Instructions for the task:
From the records, pick out and copy each line containing "label".

Dataset:
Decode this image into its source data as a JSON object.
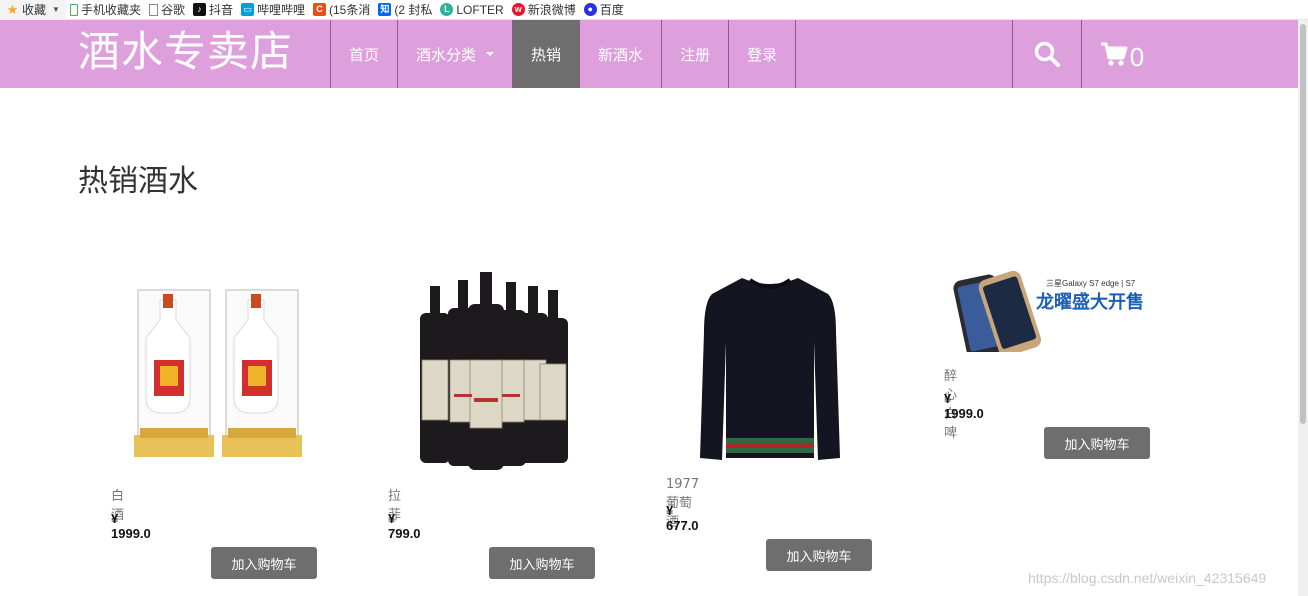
{
  "bookmarks": [
    {
      "label": "收藏",
      "icon": "star-icon",
      "color": "#f5a623"
    },
    {
      "label": "手机收藏夹",
      "icon": "phone-icon",
      "color": "#4caf50"
    },
    {
      "label": "谷歌",
      "icon": "page-icon",
      "color": "#9e9e9e"
    },
    {
      "label": "抖音",
      "icon": "douyin-icon",
      "color": "#111111"
    },
    {
      "label": "哔哩哔哩",
      "icon": "bilibili-icon",
      "color": "#00a1d6"
    },
    {
      "label": "(15条消",
      "icon": "csdn-icon",
      "color": "#e94e1b"
    },
    {
      "label": "(2 封私",
      "icon": "zhihu-icon",
      "color": "#0066ff"
    },
    {
      "label": "LOFTER",
      "icon": "lofter-icon",
      "color": "#2db19b"
    },
    {
      "label": "新浪微博",
      "icon": "weibo-icon",
      "color": "#e6162d"
    },
    {
      "label": "百度",
      "icon": "baidu-icon",
      "color": "#2932e1"
    }
  ],
  "navbar": {
    "brand": "酒水专卖店",
    "items": [
      "首页",
      "酒水分类",
      "热销",
      "新酒水",
      "注册",
      "登录"
    ],
    "cart_count": "0",
    "bg_color": "#dda0dd",
    "active_color": "#6e6e6e"
  },
  "main": {
    "title": "热销酒水",
    "products": [
      {
        "name": "白酒",
        "price": "¥ 1999.0",
        "button": "加入购物车",
        "image": "baijiu-bottles"
      },
      {
        "name": "拉菲",
        "price": "¥ 799.0",
        "button": "加入购物车",
        "image": "wine-bottles"
      },
      {
        "name": "1977葡萄酒",
        "price": "¥ 677.0",
        "button": "加入购物车",
        "image": "black-sweater"
      },
      {
        "name": "醉心白啤",
        "price": "¥ 1999.0",
        "button": "加入购物车",
        "image": "galaxy-s7-banner"
      }
    ],
    "banner_text_small": "三星Galaxy S7 edge | S7",
    "banner_text_big": "龙曜盛大开售"
  },
  "watermark": "https://blog.csdn.net/weixin_42315649"
}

Solution to this problem:
      "label": "收藏",
      "label": "手机收藏夹",
      "label": "谷歌",
      "label": "抖音",
      "label": "哔哩哔哩",
      "label": "(15条消",
      "label": "(2 封私",
      "label": "LOFTER",
      "label": "新浪微博",
      "label": "百度",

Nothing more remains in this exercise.